Image makeovers get clients ‘Back on Track’
By Kelly Armstrong & R.F. Hosseini
More than a dozen of Goodwill’s Back on Track clients gamely offered up their bodies for higher learning and came away with full-scale makeovers in return.
Students from Community College of San Francisco’s Advanced Image Consulting class were given three months to complete image makeover presentations, which required them to apply lessons involving image assessments, analyzing body types, color analysis, fashion personalities and wardrobe planning.
The Back on Track clients — who undergo job readiness and life skills workshops as Goodwill helps them reestablish themselves following non-violent, first-time drug arrests — allowed themselves to be the canvasses on which the CCSF students’ project unfolded.
Twenty-one students were charged with providing three looks — business, causal and evening attire — that will assist the clients in job interviews, social gatherings and special occasions.
Throughout the project, students would check in weekly with their instructor to touch base on the challenges they were facing, like scheduling issues, missed appointments, and clients not having emails or phones. After hearing the students’ concerns, the instructor would contact Goodwill staff specialists to resolve the issues.
Ultimately, each image makeover presented during a May 14 ceremony at SF Goodwill was a testament to the collaboration that went on, resulting in proud and grateful smiles for both students and clients.

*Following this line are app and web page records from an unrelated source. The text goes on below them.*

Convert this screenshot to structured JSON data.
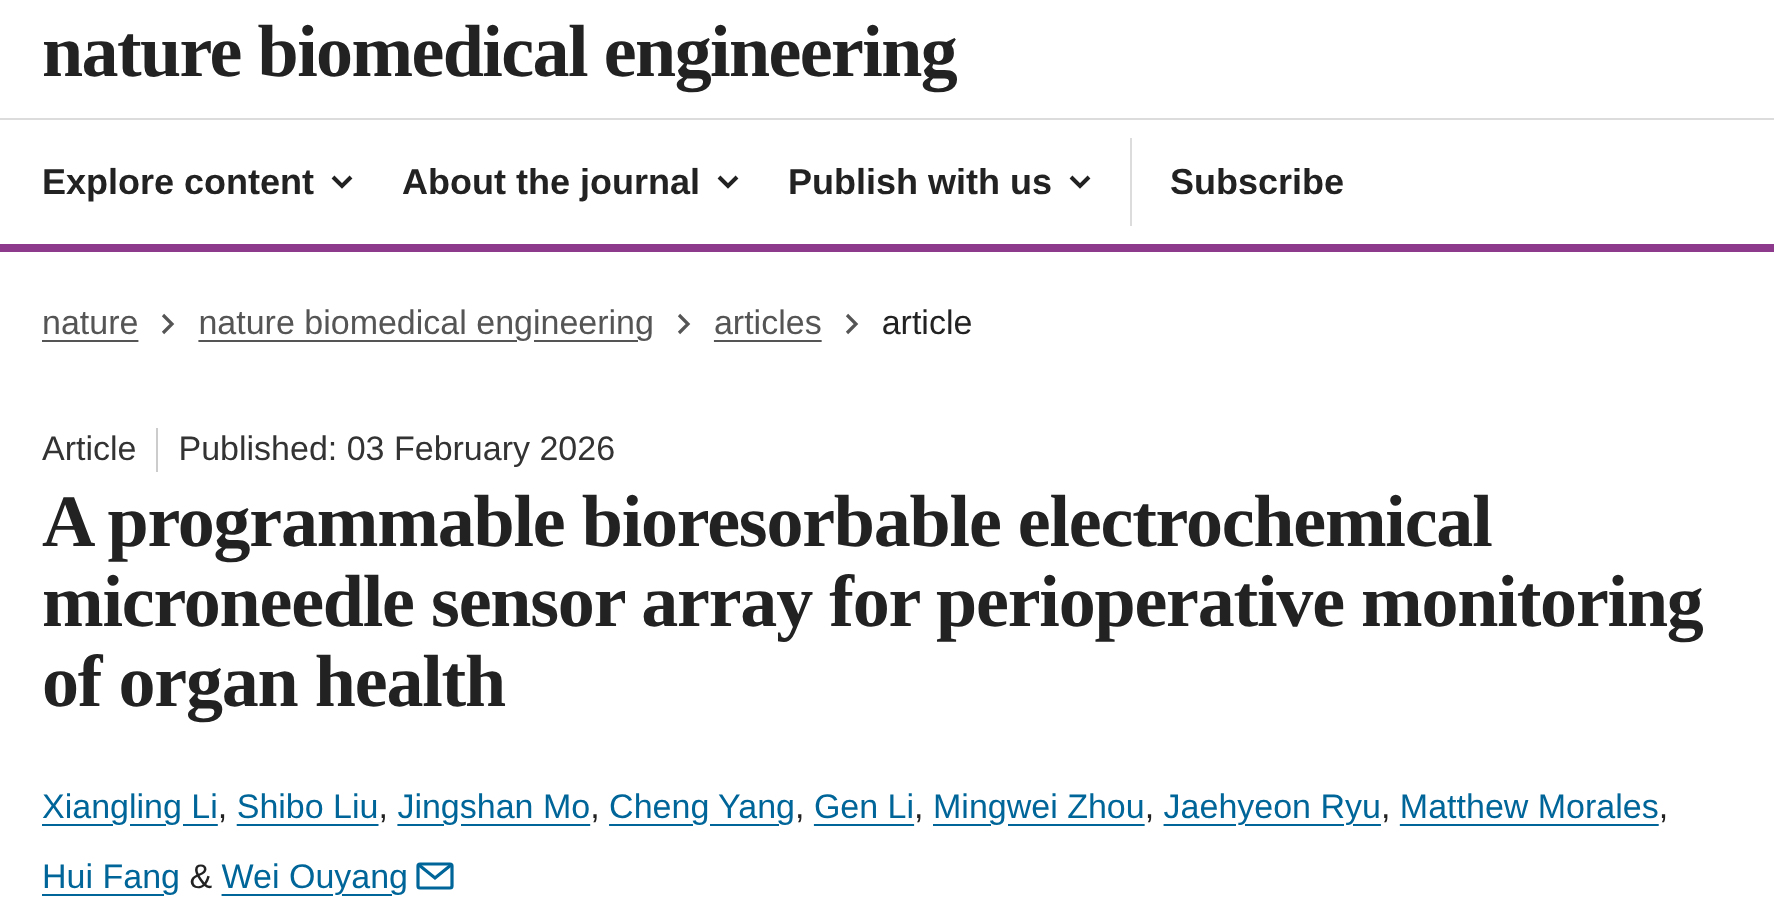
{
  "logo": "nature biomedical engineering",
  "nav": [
    {
      "label": "Explore content",
      "dropdown": true
    },
    {
      "label": "About the journal",
      "dropdown": true
    },
    {
      "label": "Publish with us",
      "dropdown": true
    },
    {
      "label": "Subscribe",
      "dropdown": false
    }
  ],
  "breadcrumb": [
    {
      "label": "nature",
      "link": true
    },
    {
      "label": "nature biomedical engineering",
      "link": true
    },
    {
      "label": "articles",
      "link": true
    },
    {
      "label": "article",
      "link": false
    }
  ],
  "article": {
    "type": "Article",
    "published": "Published: 03 February 2026",
    "title": "A programmable bioresorbable electrochemical microneedle sensor array for perioperative monitoring of organ health",
    "authors": [
      {
        "name": "Xiangling Li",
        "after": ",",
        "email": false
      },
      {
        "name": "Shibo Liu",
        "after": ",",
        "email": false
      },
      {
        "name": "Jingshan Mo",
        "after": ",",
        "email": false
      },
      {
        "name": "Cheng Yang",
        "after": ",",
        "email": false
      },
      {
        "name": "Gen Li",
        "after": ",",
        "email": false
      },
      {
        "name": "Mingwei Zhou",
        "after": ",",
        "email": false
      },
      {
        "name": "Jaehyeon Ryu",
        "after": ",",
        "email": false
      },
      {
        "name": "Matthew Morales",
        "after": ",",
        "email": false
      },
      {
        "name": "Hui Fang",
        "after": "&",
        "email": false
      },
      {
        "name": "Wei Ouyang",
        "email": true
      }
    ]
  }
}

“When you are getting a second chance, like Back on Track, this chance is not only being given to you but also to your kids, for you are now representing them and working for their future,” reflected Hugo Ortiz, an alumni of the Back on Track program. During the ceremony, Ortiz shared a Native American saying with the audience that inspired him: “It is good to have thunder in your voice, but it is 10 times better to have lighting in your hand and use it.”
BOT clients showed up wearing their business attire and modeled for an audience that included city college students, Goodwill clients, staff and a special visit from San Francisco District Attorney George Gascon, whose office partners with Goodwill on the Back on Track program. Gascon’s office provided a $100 Goodwill Voucher for each student to shop for their client at any Goodwill store and a $25 Ross gift certificate.
“The partnership between CCSF and BOT has produced an amazing experience that will be forever valued by the BOT participants, said Ranon Ross, director of Back on Track in the DA’s office.
Kelly Armstrong, instructor of the Advanced Image Consulting class, made sure representatives from the DA’s office and Goodwill were treated to makeovers during the ceremony “so they can understand the process their clients go through.”
Ross, criminal justice and reentry manager Joanna Hernandez, human resources director Rosa Della Casa, and staff specialists Sonia Worley, Isabel Perez and Marie-Claire Balea all received makeovers.
Jackie Wright of Wright Enterprises was also acknowledged during the ceremony for her participation with the Advanced Image Consulting students during the project. She was presented a certificate for teaching students how to write press releases and other media skills that culminated in a press release writing contest where the winner was featured in the CCSF newsletter City Currents.
“I’m so deeply honored that I was acknowledged by City College, Goodwill and the DA’s office because they are doing work that impact people’s lives when they need it most,” Wright said. “I know what it is like to face challenges as a young person, having both my parents die at a young age and having to grow up quickly raising my siblings and my daughter as a divorcee.”
“I’m so grateful to Ms. Wright for teaching us about the media and how to write a press release,” said Victoria Lau, one of the contest winners.
For more information, contact Kelly Armstrong at (415) 585-2412 or email@example.com.
Goodwill Industries International enhances the dignity and quality of life of individuals, families and communities by eliminating barriers to opportunity and helping people in need reach their fullest potential through the power of work.
Back on Track was created in 2003 by District Attorney Kamala D. Harris. It is a unique public-private initiative focused on offering workforce development alternatives, educational opportunities and support services for young adult drug sales offenders who have pled guilty to a felony and would otherwise face incarceration if not enrolled in this program. BOT helps qualifying offenders successfully move out of the criminal justice system as they gain life and workplace skills, maintain steady employment, make contributions to their local communities, decrease dependence on the street economy, and meet their parental responsibilities.
Advanced Image Consulting provides knowledge and skills in the preparation of becoming an Image Consultant. Emphasis is placed on techniques of wardrobe planning and consultation, public relations, marketing and business operation for starting an image consulting business.